She slowly stands up, her as joints aching to explode with energy. With great frailty she glides over to the mirrored wall. She looks at her distorted reflection. Her used to be angelic face marred by scars, her once persuasive lips cracked and dry. She looked as if she had been through hell, and with the little memory she did have, she remembered she had been. Turning from the mirror she raised her arms, letting them flow through the air. She bends at her hips and lays her face to her newly repaired legs. There is no pain that she can feel anymore. Smooth movements help her into a standing position again. Placing her headphones into her alert ears, she turns her ipod on. The stark silence is interrupted with the sounds of “Lights Out” by Danity Kane. Rolling her body to the beat she finds a comfortable rhythm. She fears the choreography she learned, seemingly so long ago, is lost. But when the time to dance comes, her body is disconnected from her conscious brain. She feels as if warm arms are surrounding her, comforting her every now forgotten pain.
The music flows through her ears and dissolves into her body. It fills her every fiber and being that she is. It jumps from each delicately pointed fingertip as it is expressed in the hypnotic way her body moves. She does not mean for them to, but diamonds fall from her shinning emerald eyes. They roll down her pale face making sapphire rivers. She does not stop dancing to wipe them with the back of her hand like she did that night two months ago. She does not even acknowledge the fact that they now stain her light purple tank top. Nothing interrupts the steady beat and continuous flow of music and tears. She doesn’t once trip, fall or forget any of her beloved dance. When the moment came to perform the move she practiced diligently for hours. She breezed through it, that moment. In a split second it was there and gone but not forgotten. The music slowed and finally disinigrated into the silence. Broken out of her personal tranquility, she looks at herself in the mirror again this time at a distance. She no longer sees a weak young girl who was calling for help. No longer can feel the pain of fire on her skin or metal in her hips. What she sees now is stronger, more alive then ever before. She sees a new life ahead of her, a life of blissful forgiveness. She saw a girl who went through a traumatic event, and now she sees a woman who got through it.
Breathing at a comfortable rate she tugs on the headphones. The barriers fall out and expose the fluorescent buzz to her ears. Wrapping them around the ipod she places them into her duffle bag. She slides the dance shoes of and replaces them with her worn out sneakers. She gathers herself and stands up looking around, thinking of future dances she can show these old plaster walls. Slower then before she walks to the rusty light switch, wanting to stay longer but knowing its already late. Pushing down, the light snaps out and once again she is washed in a familiar dark. She finds her way to the door and pushes on the rusted handle. The door creaks open and lets

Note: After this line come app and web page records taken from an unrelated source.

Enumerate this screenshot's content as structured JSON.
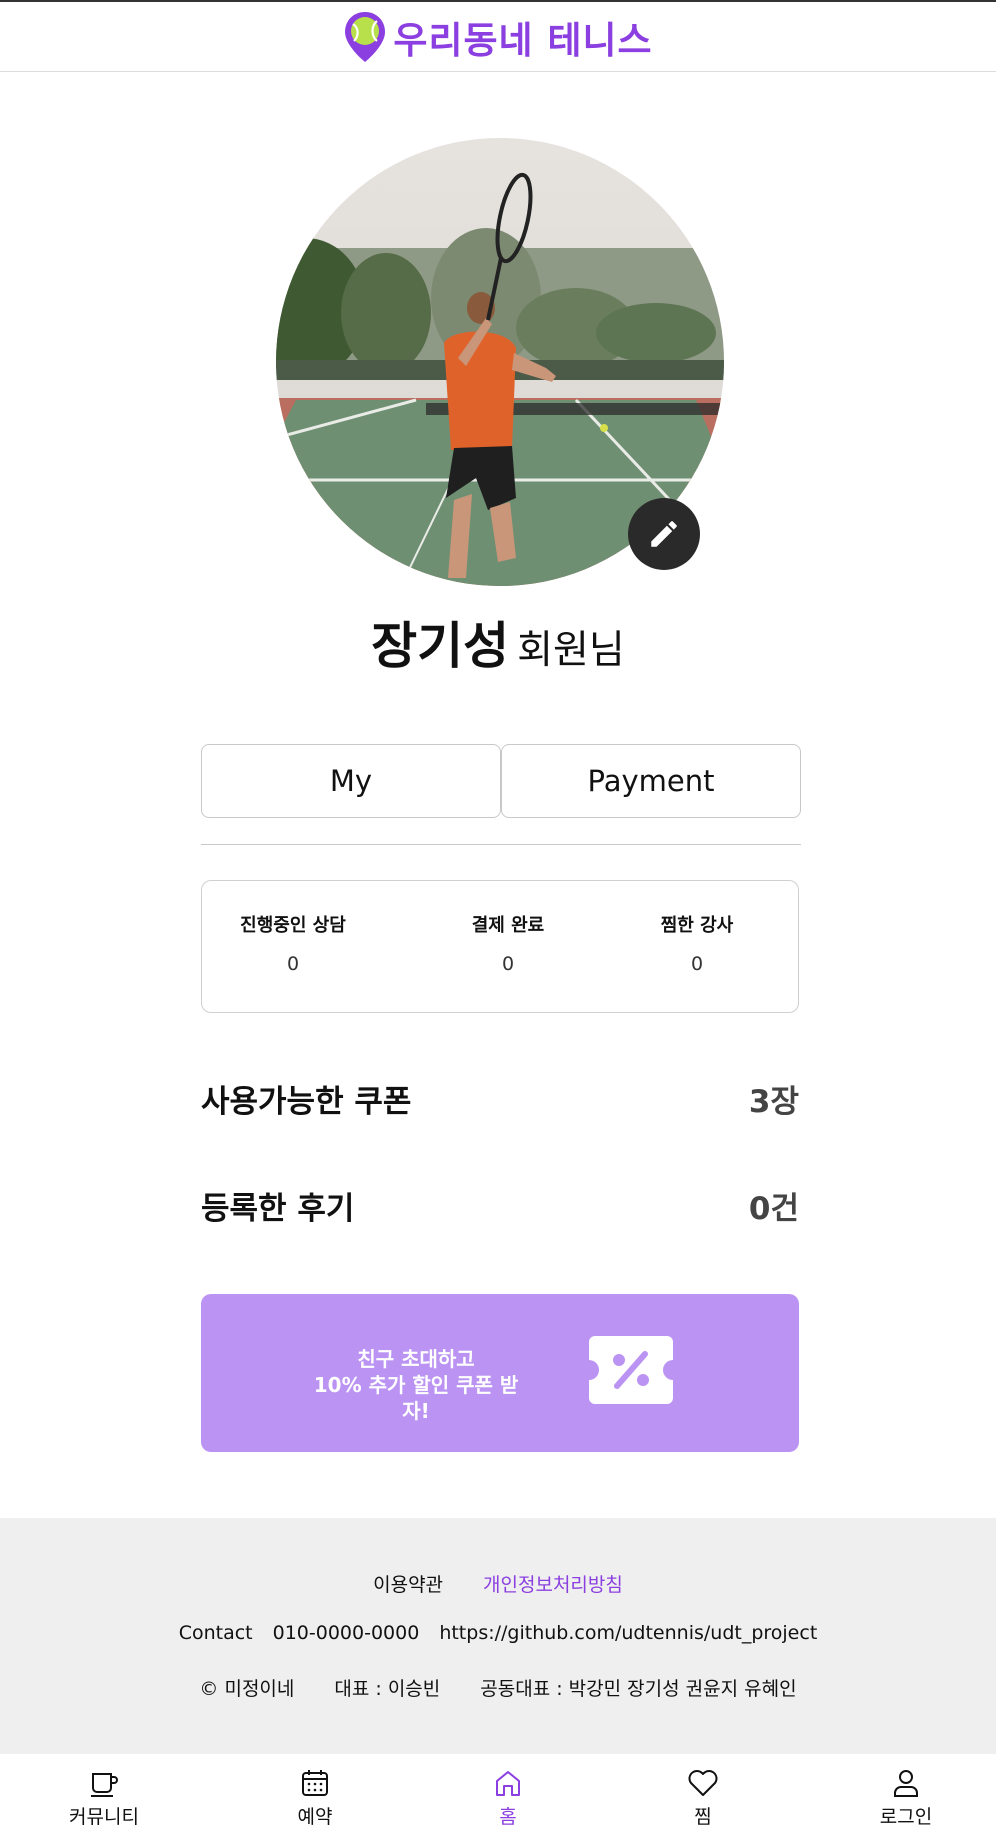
{
  "header": {
    "logo_text": "우리동네 테니스"
  },
  "profile": {
    "name": "장기성",
    "suffix": "회원님"
  },
  "tabs": [
    {
      "label": "My"
    },
    {
      "label": "Payment"
    }
  ],
  "stats": [
    {
      "label": "진행중인 상담",
      "value": "0"
    },
    {
      "label": "결제 완료",
      "value": "0"
    },
    {
      "label": "찜한 강사",
      "value": "0"
    }
  ],
  "coupons": {
    "label": "사용가능한 쿠폰",
    "value": "3장"
  },
  "reviews": {
    "label": "등록한 후기",
    "value": "0건"
  },
  "banner": {
    "line1": "친구 초대하고",
    "line2": "10% 추가 할인 쿠폰 받자!"
  },
  "footer": {
    "terms": "이용약관",
    "privacy": "개인정보처리방침",
    "contact_label": "Contact",
    "phone": "010-0000-0000",
    "github": "https://github.com/udtennis/udt_project",
    "copyright": "© 미정이네",
    "ceo": "대표 : 이승빈",
    "co_ceo": "공동대표 : 박강민 장기성 권윤지 유혜인"
  },
  "nav": [
    {
      "label": "커뮤니티",
      "icon": "cup-icon"
    },
    {
      "label": "예약",
      "icon": "calendar-icon"
    },
    {
      "label": "홈",
      "icon": "home-icon",
      "active": true
    },
    {
      "label": "찜",
      "icon": "heart-icon"
    },
    {
      "label": "로그인",
      "icon": "user-icon"
    }
  ],
  "colors": {
    "brand": "#8b3fe0",
    "banner": "#bb94f3",
    "footer_bg": "#efefef"
  }
}
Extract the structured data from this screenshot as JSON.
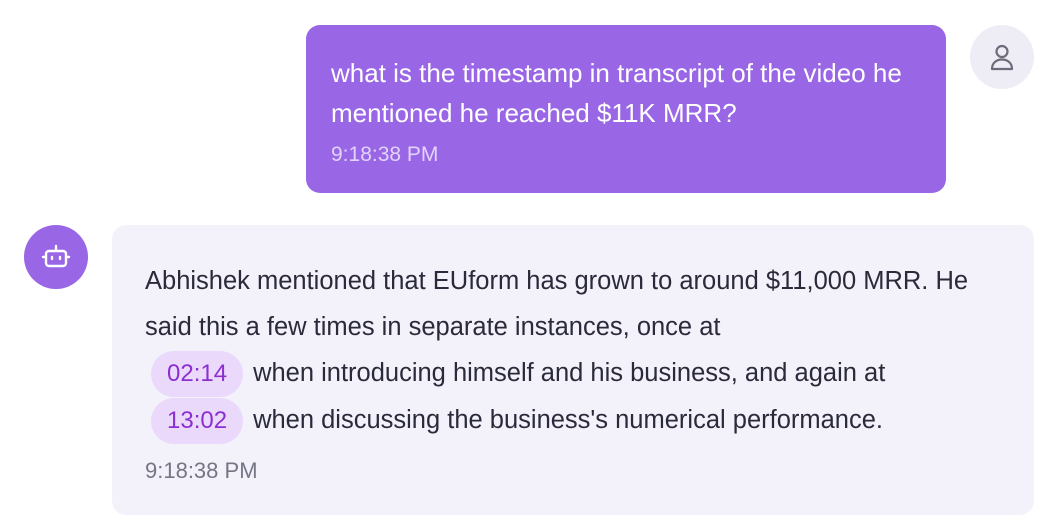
{
  "user_message": {
    "text": "what is the timestamp in transcript of the video he mentioned he reached $11K MRR?",
    "time": "9:18:38 PM"
  },
  "bot_message": {
    "intro": "Abhishek mentioned that EUform has grown to around $11,000 MRR. He said this a few times in separate instances, once at",
    "timestamp_1": "02:14",
    "middle": "when introducing himself and his business, and again at",
    "timestamp_2": "13:02",
    "end": "when discussing the business's numerical performance.",
    "time": "9:18:38 PM"
  },
  "icons": {
    "user_avatar": "user-icon",
    "bot_avatar": "robot-icon"
  },
  "colors": {
    "accent": "#9966e6",
    "bot_bubble_bg": "#f3f2fb",
    "timestamp_chip_bg": "#ead9fb",
    "timestamp_chip_text": "#8c2fd1"
  }
}
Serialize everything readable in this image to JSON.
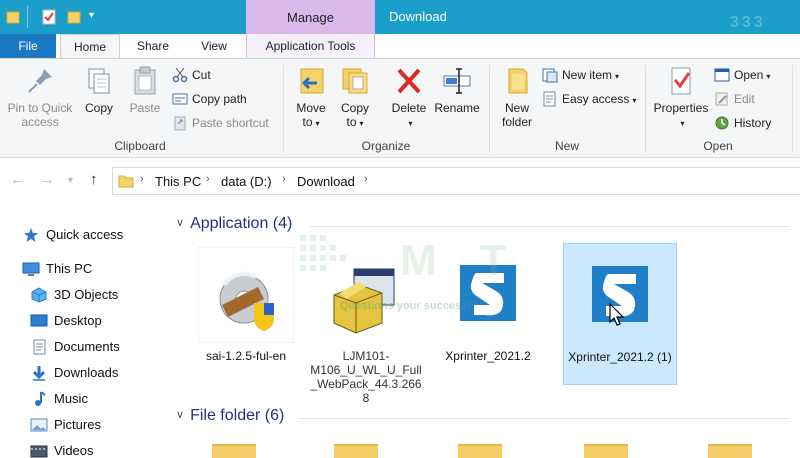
{
  "titlebar": {
    "manage_label": "Manage",
    "window_title": "Download",
    "watermark_digits": "333"
  },
  "tabs": {
    "file": "File",
    "home": "Home",
    "share": "Share",
    "view": "View",
    "application_tools": "Application Tools"
  },
  "ribbon": {
    "clipboard": {
      "label": "Clipboard",
      "pin_line1": "Pin to Quick",
      "pin_line2": "access",
      "copy": "Copy",
      "paste": "Paste",
      "cut": "Cut",
      "copy_path": "Copy path",
      "paste_shortcut": "Paste shortcut"
    },
    "organize": {
      "label": "Organize",
      "move_line1": "Move",
      "move_line2": "to",
      "copy_line1": "Copy",
      "copy_line2": "to",
      "delete": "Delete",
      "rename": "Rename"
    },
    "new": {
      "label": "New",
      "new_folder_line1": "New",
      "new_folder_line2": "folder",
      "new_item": "New item",
      "easy_access": "Easy access"
    },
    "open": {
      "label": "Open",
      "properties": "Properties",
      "open": "Open",
      "edit": "Edit",
      "history": "History"
    }
  },
  "address": {
    "crumbs": [
      "This PC",
      "data (D:)",
      "Download"
    ]
  },
  "sidebar": {
    "items": [
      {
        "label": "Quick access",
        "icon": "star-icon"
      },
      {
        "label": "This PC",
        "icon": "monitor-icon"
      },
      {
        "label": "3D Objects",
        "icon": "cube-icon"
      },
      {
        "label": "Desktop",
        "icon": "desktop-icon"
      },
      {
        "label": "Documents",
        "icon": "document-icon"
      },
      {
        "label": "Downloads",
        "icon": "download-arrow-icon"
      },
      {
        "label": "Music",
        "icon": "music-note-icon"
      },
      {
        "label": "Pictures",
        "icon": "picture-icon"
      },
      {
        "label": "Videos",
        "icon": "video-icon"
      }
    ]
  },
  "main": {
    "application_group": "Application (4)",
    "file_folder_group": "File folder (6)",
    "files": [
      {
        "name": "sai-1.2.5-ful-en",
        "icon": "installer-disc-icon"
      },
      {
        "name": "LJM101-M106_U_WL_U_Full_WebPack_44.3.2668",
        "icon": "installer-box-icon"
      },
      {
        "name": "Xprinter_2021.2",
        "icon": "xprinter-app-icon"
      },
      {
        "name": "Xprinter_2021.2 (1)",
        "icon": "xprinter-app-icon"
      }
    ]
  },
  "watermark": {
    "tagline": "Questions your success!"
  },
  "colors": {
    "titlebar": "#1b9ec9",
    "manage_tab": "#d9b8ec",
    "file_tab": "#1b79c4",
    "selection": "#cce8ff",
    "group_header": "#1e3287"
  }
}
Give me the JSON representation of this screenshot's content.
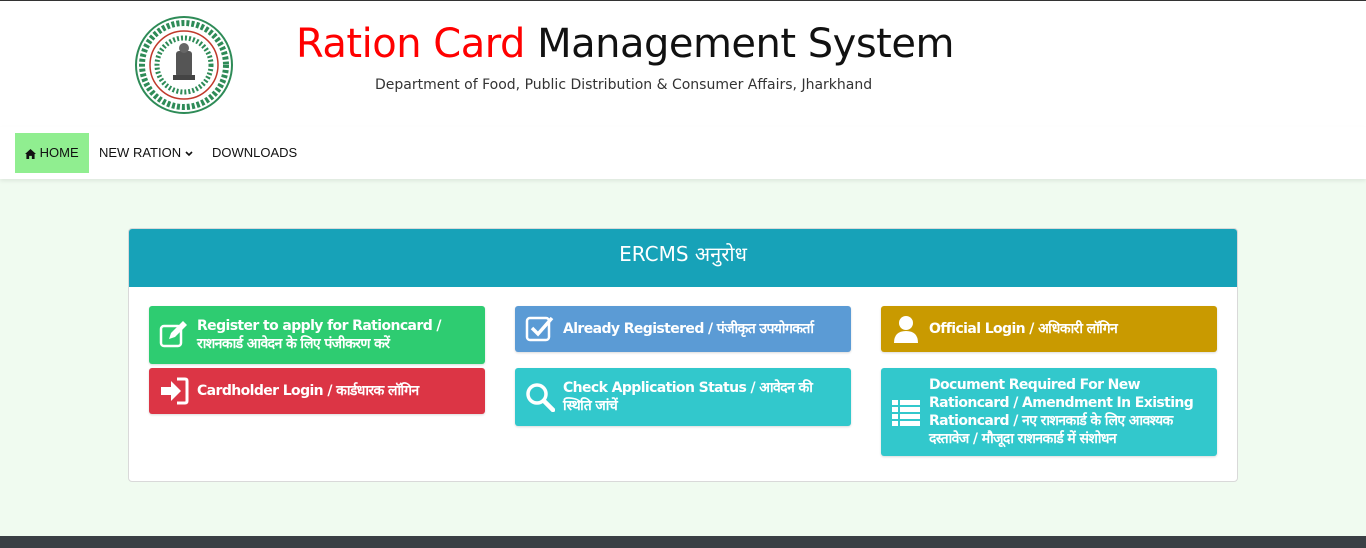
{
  "header": {
    "title_red": "Ration Card",
    "title_black": "Management System",
    "subtitle": "Department of Food, Public Distribution & Consumer Affairs, Jharkhand"
  },
  "nav": {
    "home": "HOME",
    "new_ration": "NEW RATION",
    "downloads": "DOWNLOADS"
  },
  "panel": {
    "heading": "ERCMS अनुरोध",
    "tiles": {
      "register": "Register to apply for Rationcard / राशनकार्ड आवेदन के लिए पंजीकरण करें",
      "cardholder": "Cardholder Login / कार्डधारक लॉगिन",
      "already": "Already Registered / पंजीकृत उपयोगकर्ता",
      "status": "Check Application Status / आवेदन की स्थिति जांचें",
      "official": "Official Login / अधिकारी लॉगिन",
      "docs": "Document Required For New Rationcard / Amendment In Existing Rationcard / नए राशनकार्ड के लिए आवश्यक दस्तावेज / मौजूदा राशनकार्ड में संशोधन"
    }
  },
  "colors": {
    "home_bg": "#90ee90",
    "panel_head": "#17a2b8",
    "register": "#2ecc71",
    "cardholder": "#dc3545",
    "already": "#5b9bd5",
    "status": "#32c8cc",
    "official": "#c99a00",
    "docs": "#32c8cc"
  },
  "icons": {
    "home": "home-icon",
    "new_ration_caret": "chevron-down-icon",
    "register": "edit-icon",
    "cardholder": "sign-in-icon",
    "already": "check-square-icon",
    "status": "search-icon",
    "official": "user-icon",
    "docs": "list-icon",
    "logo": "jharkhand-emblem-icon"
  }
}
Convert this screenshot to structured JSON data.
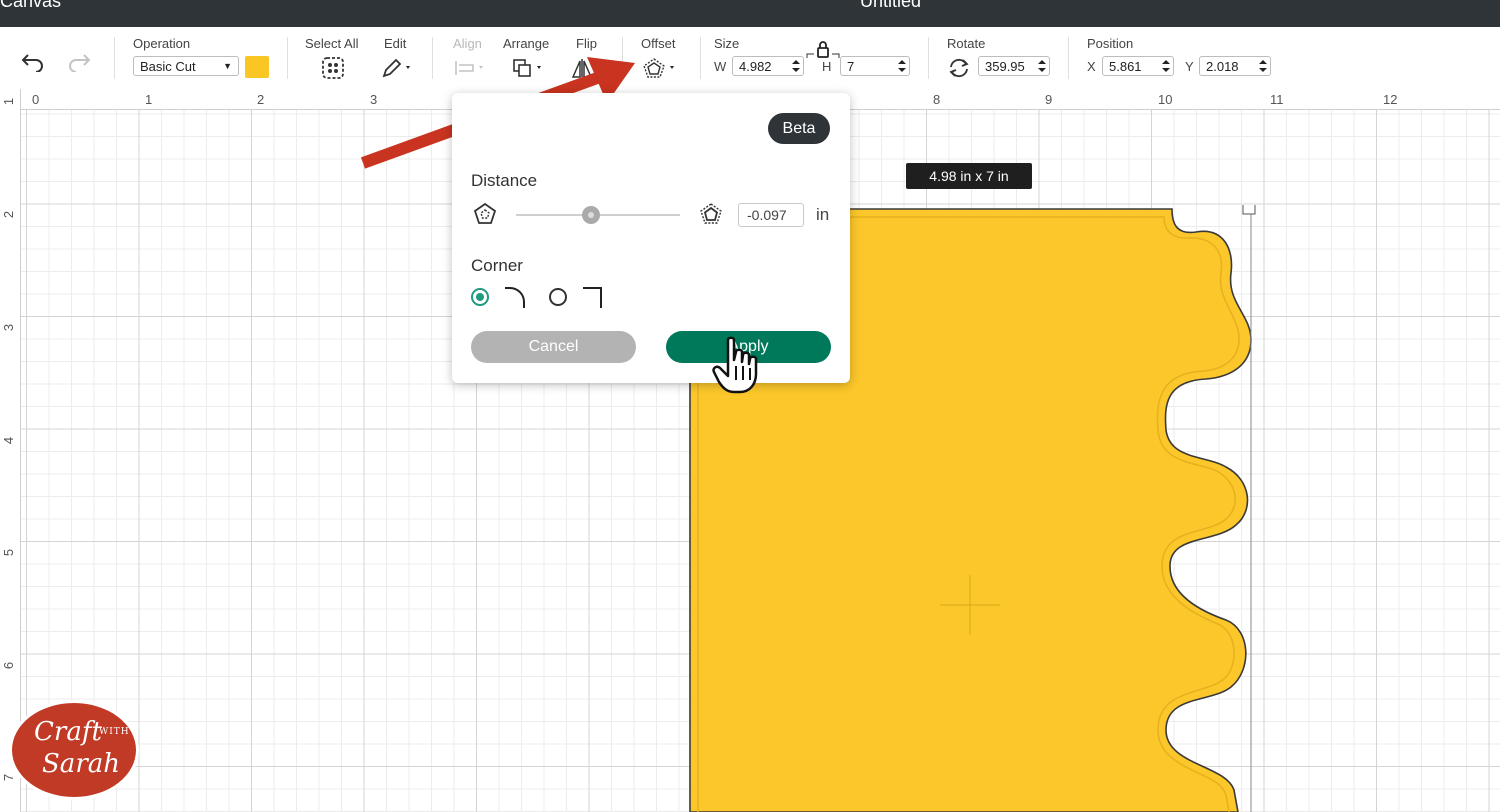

Similar Articles


This article has 0 comments.

MacMillan Books

Aspiring Writer? Take Our Online Course!